nachricht New study from the University of Halle: How climate change alters plant growth
12.01.2018 | Martin-Luther-Universität Halle-Wittenberg

All articles from Studies and Analyses >>>

The most recent press releases about innovation >>>

Die letzten 5 Focus-News des innovations-reports im Überblick:

Im Focus: Researchers at Fraunhofer monitor re-entry of Chinese space station Tiangong-1

In just a few weeks from now, the Chinese space station Tiangong-1 will re-enter the Earth's atmosphere where it will to a large extent burn up. It is possible that some debris will reach the Earth's surface. Tiangong-1 is orbiting the Earth uncontrolled at a speed of approx. 29,000 km/h.Currently the prognosis relating to the time of impact currently lies within a window of several days. The scientists at Fraunhofer FHR have already been monitoring Tiangong-1 for a number of weeks with their TIRA system, one of the most powerful space observation radars in the world, with a view to supporting the German Space Situational Awareness Center and the ESA with their re-entry forecasts.

Following the loss of radio contact with Tiangong-1 in 2016 and due to the low orbital height, it is now inevitable that the Chinese space station will...

Im Focus: Alliance „OLED Licht Forum“ – Key partner for OLED lighting solutions

Fraunhofer Institute for Organic Electronics, Electron Beam and Plasma Technology FEP, provider of research and development services for OLED lighting solutions, announces the founding of the “OLED Licht Forum” and presents latest OLED design and lighting solutions during light+building, from March 18th – 23rd, 2018 in Frankfurt a.M./Germany, at booth no. F91 in Hall 4.0.

They are united in their passion for OLED (organic light emitting diodes) lighting with all of its unique facets and application possibilities.
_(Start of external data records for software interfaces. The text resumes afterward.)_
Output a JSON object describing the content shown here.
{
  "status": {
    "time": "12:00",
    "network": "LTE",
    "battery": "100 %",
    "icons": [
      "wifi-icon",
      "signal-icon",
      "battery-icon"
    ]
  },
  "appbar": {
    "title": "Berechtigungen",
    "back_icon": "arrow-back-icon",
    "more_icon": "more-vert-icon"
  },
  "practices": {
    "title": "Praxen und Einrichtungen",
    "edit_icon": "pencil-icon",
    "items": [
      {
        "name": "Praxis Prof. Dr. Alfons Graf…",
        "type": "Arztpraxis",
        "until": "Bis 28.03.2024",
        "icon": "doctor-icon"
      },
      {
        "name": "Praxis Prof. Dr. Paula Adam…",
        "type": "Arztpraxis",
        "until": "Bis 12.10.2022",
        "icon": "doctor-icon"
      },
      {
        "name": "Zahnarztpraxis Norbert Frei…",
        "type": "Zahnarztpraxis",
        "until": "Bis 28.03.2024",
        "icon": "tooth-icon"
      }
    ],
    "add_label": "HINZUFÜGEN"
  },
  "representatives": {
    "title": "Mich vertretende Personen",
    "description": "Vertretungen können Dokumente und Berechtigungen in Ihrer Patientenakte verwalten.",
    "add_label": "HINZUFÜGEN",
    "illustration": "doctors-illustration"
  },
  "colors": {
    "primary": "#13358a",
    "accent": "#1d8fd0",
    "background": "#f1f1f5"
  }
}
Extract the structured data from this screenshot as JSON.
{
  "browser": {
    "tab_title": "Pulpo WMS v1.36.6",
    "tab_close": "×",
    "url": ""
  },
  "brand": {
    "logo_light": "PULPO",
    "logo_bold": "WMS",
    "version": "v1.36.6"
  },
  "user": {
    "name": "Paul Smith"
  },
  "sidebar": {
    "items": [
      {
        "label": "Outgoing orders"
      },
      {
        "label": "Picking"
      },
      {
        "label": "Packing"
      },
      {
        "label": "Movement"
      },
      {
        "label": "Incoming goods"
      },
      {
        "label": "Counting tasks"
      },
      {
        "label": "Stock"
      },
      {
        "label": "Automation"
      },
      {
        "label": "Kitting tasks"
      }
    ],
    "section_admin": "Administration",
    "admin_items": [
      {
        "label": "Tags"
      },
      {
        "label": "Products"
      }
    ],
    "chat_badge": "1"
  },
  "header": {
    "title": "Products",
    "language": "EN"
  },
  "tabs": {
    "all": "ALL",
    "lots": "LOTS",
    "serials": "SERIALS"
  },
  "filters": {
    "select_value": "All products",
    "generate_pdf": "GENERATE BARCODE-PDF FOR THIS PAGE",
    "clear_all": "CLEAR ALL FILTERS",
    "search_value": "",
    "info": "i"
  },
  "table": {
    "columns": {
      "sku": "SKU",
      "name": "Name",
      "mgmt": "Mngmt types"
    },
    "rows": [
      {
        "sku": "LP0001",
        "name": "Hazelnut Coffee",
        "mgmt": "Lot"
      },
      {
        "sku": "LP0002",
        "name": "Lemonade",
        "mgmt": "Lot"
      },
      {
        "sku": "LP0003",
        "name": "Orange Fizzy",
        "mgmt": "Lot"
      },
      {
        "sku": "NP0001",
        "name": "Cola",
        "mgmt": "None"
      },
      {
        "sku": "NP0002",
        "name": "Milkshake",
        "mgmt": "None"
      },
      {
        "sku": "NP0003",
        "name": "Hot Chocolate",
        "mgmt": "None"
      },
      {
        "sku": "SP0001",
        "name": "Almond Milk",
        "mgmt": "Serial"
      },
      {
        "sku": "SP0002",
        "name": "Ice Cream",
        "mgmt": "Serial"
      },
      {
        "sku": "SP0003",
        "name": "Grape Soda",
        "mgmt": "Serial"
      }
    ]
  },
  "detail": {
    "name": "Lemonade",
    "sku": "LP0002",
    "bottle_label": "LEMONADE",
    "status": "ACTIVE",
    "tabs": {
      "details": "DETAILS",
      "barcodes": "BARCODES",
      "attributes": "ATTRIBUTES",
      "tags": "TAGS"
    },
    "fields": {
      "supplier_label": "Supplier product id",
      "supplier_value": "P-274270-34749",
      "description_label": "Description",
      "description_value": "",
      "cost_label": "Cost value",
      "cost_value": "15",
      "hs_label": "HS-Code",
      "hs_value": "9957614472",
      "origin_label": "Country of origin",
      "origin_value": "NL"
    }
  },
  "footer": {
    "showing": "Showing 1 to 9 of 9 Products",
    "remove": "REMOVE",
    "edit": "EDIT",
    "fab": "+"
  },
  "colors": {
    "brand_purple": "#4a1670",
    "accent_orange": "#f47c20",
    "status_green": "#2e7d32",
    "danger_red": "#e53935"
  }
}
Thus experts in...

Im Focus: Mars' oceans formed early, possibly aided by massive volcanic eruptions

Oceans formed before Tharsis and evolved together, shaping climate history of Mars

A new scenario seeking to explain how Mars' putative oceans came and went over the last 4 billion years implies that the oceans formed several hundred million...

Im Focus: Tiny implants for cells are functional in vivo

For the first time, an interdisciplinary team from the University of Basel has succeeded in integrating artificial organelles into the cells of live zebrafish embryos. This innovative approach using artificial organelles as cellular implants offers new potential in treating a range of diseases, as the authors report in an article published in Nature Communications.

In the cells of higher organisms, organelles such as the nucleus or mitochondria perform a range of complex functions necessary for life. In the networks of...

Im Focus: Locomotion control with photopigments

Researchers from Göttingen University discover additional function of opsins

Animal photoreceptors capture light with photopigments. Researchers from the University of Göttingen have now discovered that these photopigments fulfill an...

All Focus news of the innovation-report >>>



Industry & Economy
Event News

Virtual reality conference comes to Reutlingen

19.03.2018 | Event News

Ultrafast Wireless and Chip Design at the DATE Conference in Dresden

16.03.2018 | Event News

International Tinnitus Conference of the Tinnitus Research Initiative in Regensburg

13.03.2018 | Event News

Latest News

TRAPPIST-1 planets provide clues to the nature of habitable worlds

21.03.2018 | Physics and Astronomy

The search for dark matter widens

21.03.2018 | Materials Sciences

Natural enemies reduce pesticide use

21.03.2018 | Life Sciences

Science & Research
Overview of more VideoLinks >>>